Exercise aim — Line by line, set down all the data below exactly, omitting any picture.

Items from an interface collection

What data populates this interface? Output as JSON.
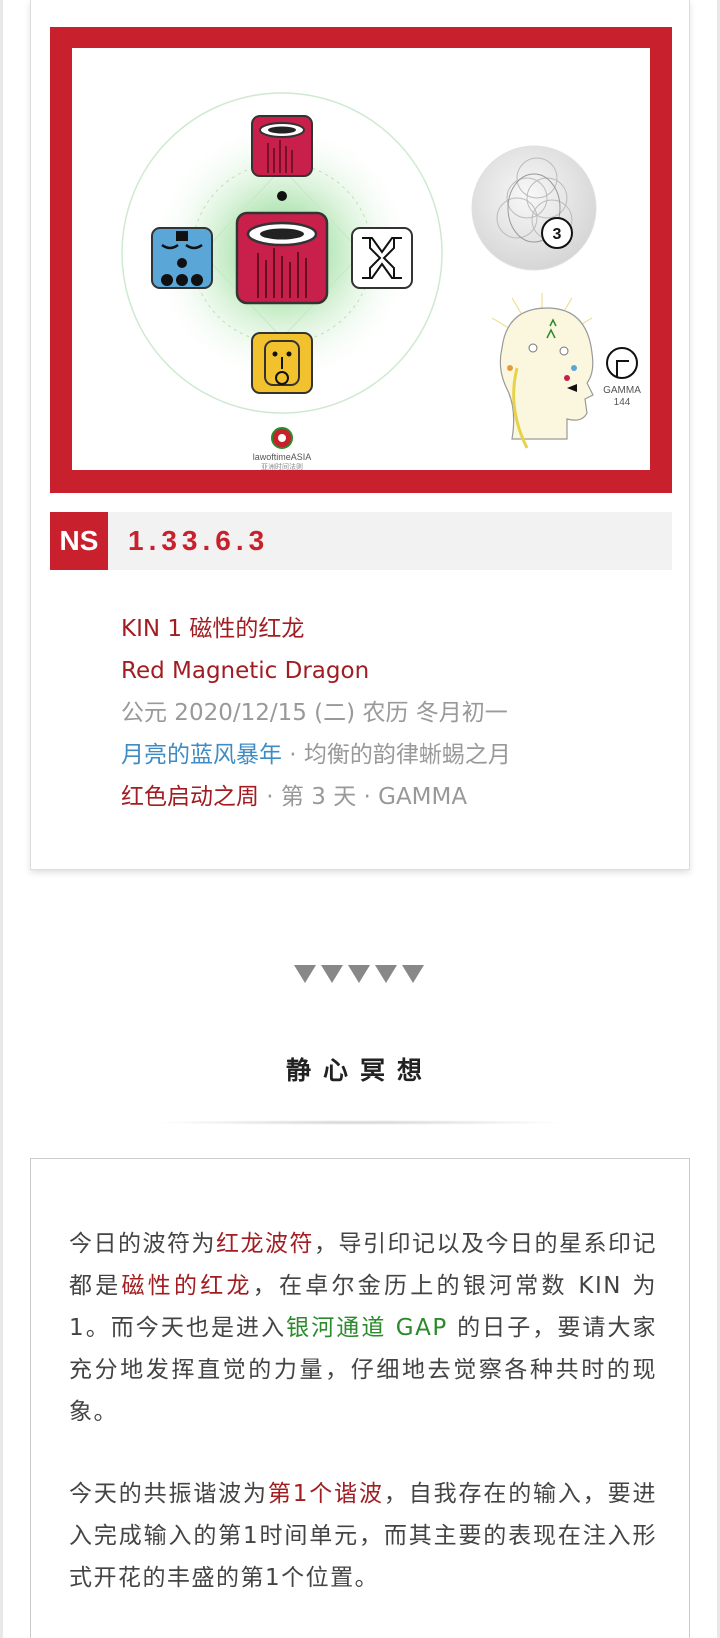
{
  "banner": {
    "logo_text": "lawoftimeASIA",
    "logo_sub": "亚洲时间法则",
    "tone_number": "3",
    "plasma_label": "GAMMA",
    "plasma_number": "144"
  },
  "code": {
    "badge": "NS",
    "value": "1.33.6.3"
  },
  "kin": {
    "line1": "KIN 1 磁性的红龙",
    "line2": "Red Magnetic Dragon",
    "line3": "公元 2020/12/15 (二)  农历 冬月初一",
    "line4_highlight": "月亮的蓝风暴年",
    "line4_rest": " · 均衡的韵律蜥蜴之月",
    "line5_highlight": "红色启动之周",
    "line5_rest": " · 第 3 天 · GAMMA"
  },
  "section": {
    "title": "静心冥想"
  },
  "paragraph1": {
    "t1": "今日的波符为",
    "h1": "红龙波符",
    "t2": "，导引印记以及今日的星系印记都是",
    "h2": "磁性的红龙",
    "t3": "，在卓尔金历上的银河常数 KIN 为1。而今天也是进入",
    "h3": "银河通道 GAP",
    "t4": " 的日子，要请大家充分地发挥直觉的力量，仔细地去觉察各种共时的现象。"
  },
  "paragraph2": {
    "t1": "今天的共振谐波为",
    "h1": "第1个谐波",
    "t2": "，自我存在的输入，要进入完成输入的第1时间单元，而其主要的表现在注入形式开花的丰盛的第1个位置。"
  },
  "colors": {
    "brand_red": "#c8202c",
    "text_red": "#a21d22",
    "text_blue": "#3f8cc4",
    "text_green": "#2b8a2b"
  }
}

Written reply —
What data populates this interface? Output as JSON.
{
  "banner": {
    "logo_text": "lawoftimeASIA",
    "logo_sub": "亚洲时间法则",
    "tone_number": "3",
    "plasma_label": "GAMMA",
    "plasma_number": "144"
  },
  "code": {
    "badge": "NS",
    "value": "1.33.6.3"
  },
  "kin": {
    "line1": "KIN 1 磁性的红龙",
    "line2": "Red Magnetic Dragon",
    "line3": "公元 2020/12/15 (二)  农历 冬月初一",
    "line4_highlight": "月亮的蓝风暴年",
    "line4_rest": " · 均衡的韵律蜥蜴之月",
    "line5_highlight": "红色启动之周",
    "line5_rest": " · 第 3 天 · GAMMA"
  },
  "section": {
    "title": "静心冥想"
  },
  "paragraph1": {
    "t1": "今日的波符为",
    "h1": "红龙波符",
    "t2": "，导引印记以及今日的星系印记都是",
    "h2": "磁性的红龙",
    "t3": "，在卓尔金历上的银河常数 KIN 为1。而今天也是进入",
    "h3": "银河通道 GAP",
    "t4": " 的日子，要请大家充分地发挥直觉的力量，仔细地去觉察各种共时的现象。"
  },
  "paragraph2": {
    "t1": "今天的共振谐波为",
    "h1": "第1个谐波",
    "t2": "，自我存在的输入，要进入完成输入的第1时间单元，而其主要的表现在注入形式开花的丰盛的第1个位置。"
  },
  "colors": {
    "brand_red": "#c8202c",
    "text_red": "#a21d22",
    "text_blue": "#3f8cc4",
    "text_green": "#2b8a2b"
  }
}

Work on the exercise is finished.